This morning we had a short worship service with our church and then headed to downtown Córdoba together to join hundreds of others (Catholics, evangelicals and non-religious alike) for a demonstration against the laws permitting abortion here.  In fact, there were similar protests all across Spain this morning urging the liberal, secular government to reconsider their lenient position towards abortion, making it little more than a law of convenience and not of responsibility.  A special treat for our congregation was that a teenager from our church was selected to read part of a statement to the government.  Please pray for President Zapatero and the government here, and please pray for us as followers of Jesus, that we would represent Him well and share His Good News relevantly in this culture that desperately needs to receive it.

By the way, the title of this post means 'Yes to Life, No to Abortion,' and the signs we are holding say 'For the right to life:  let them be born!'

Tuesday, March 2, 2010

15 Years of Bringing Hope to the Hopeless

While Andalucía celebrated 30 years of being an autonomous community yesterday, we had the opportunity to celebrate a very different milestone regarding God's work in the province of Córdoba:  15 years of helping substance abusers and their families climb out of their miry pit.
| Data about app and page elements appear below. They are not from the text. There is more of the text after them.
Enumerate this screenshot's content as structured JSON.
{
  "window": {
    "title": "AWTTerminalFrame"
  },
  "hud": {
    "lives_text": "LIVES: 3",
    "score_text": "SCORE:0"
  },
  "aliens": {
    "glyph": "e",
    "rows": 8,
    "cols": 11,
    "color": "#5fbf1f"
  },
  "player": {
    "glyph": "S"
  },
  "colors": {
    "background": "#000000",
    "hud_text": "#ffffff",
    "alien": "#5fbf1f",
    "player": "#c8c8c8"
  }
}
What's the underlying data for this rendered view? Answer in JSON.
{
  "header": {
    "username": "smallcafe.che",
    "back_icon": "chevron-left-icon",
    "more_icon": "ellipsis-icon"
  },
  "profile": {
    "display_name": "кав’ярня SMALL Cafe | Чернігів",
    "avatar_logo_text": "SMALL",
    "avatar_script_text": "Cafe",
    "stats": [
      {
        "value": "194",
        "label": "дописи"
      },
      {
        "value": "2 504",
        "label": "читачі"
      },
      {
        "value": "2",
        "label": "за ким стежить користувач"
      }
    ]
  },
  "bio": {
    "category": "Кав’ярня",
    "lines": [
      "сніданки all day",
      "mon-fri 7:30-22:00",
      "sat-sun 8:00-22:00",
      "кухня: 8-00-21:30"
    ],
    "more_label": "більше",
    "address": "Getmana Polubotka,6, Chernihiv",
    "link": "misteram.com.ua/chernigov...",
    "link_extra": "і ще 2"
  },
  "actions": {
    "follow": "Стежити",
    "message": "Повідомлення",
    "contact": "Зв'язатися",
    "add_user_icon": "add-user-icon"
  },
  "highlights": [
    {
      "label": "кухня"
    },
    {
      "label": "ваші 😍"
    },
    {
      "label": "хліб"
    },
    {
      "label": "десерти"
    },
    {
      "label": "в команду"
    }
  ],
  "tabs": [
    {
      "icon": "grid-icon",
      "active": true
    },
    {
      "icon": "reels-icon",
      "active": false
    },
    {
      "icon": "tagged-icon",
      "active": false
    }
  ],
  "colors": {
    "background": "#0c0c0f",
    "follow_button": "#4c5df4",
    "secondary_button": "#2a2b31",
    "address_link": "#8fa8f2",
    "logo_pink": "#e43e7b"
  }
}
Like our boss and founder of this ministry, Francis Arjona, once said, "This is evangelism through the big door!"

ECMI founded el Centro Buen Samaritano (the Good Samaritan Center) back in 1993 and, since then, has been able to reach hundreds of families with a way out of drugs and a way into a right relationship with Jesus Christ. This ministry has also had a tremendous impact on the neighboring communities, which have grown to better understand and respect the Evangelical church for its work.

It was exciting to be a part of yesterday's 15th anniversary, as we celebrated what God has done and continues to do in and through this very needed and hands-on ministry tool. There were about 130 mouths to feed, which two huge paellas (a typical Spanish rice dish) took care of. People came from all over the province and many were nonbelievers, which made it the perfect opportunity for sharing the Gospel. B.J. and I also helped out by leading a youth seminar on how to resolve conflicts. We had about 20 youth participate, which was a great chance for B.J. to practice his Spanish!

We are privileged to be a very small part of what God is doing here in Spain and are so thankful that God uses mere humans to do great things for his Kingdom, just as he is doing through the Good Samaritan Center. Doesn't it make you want to come over and help us out?!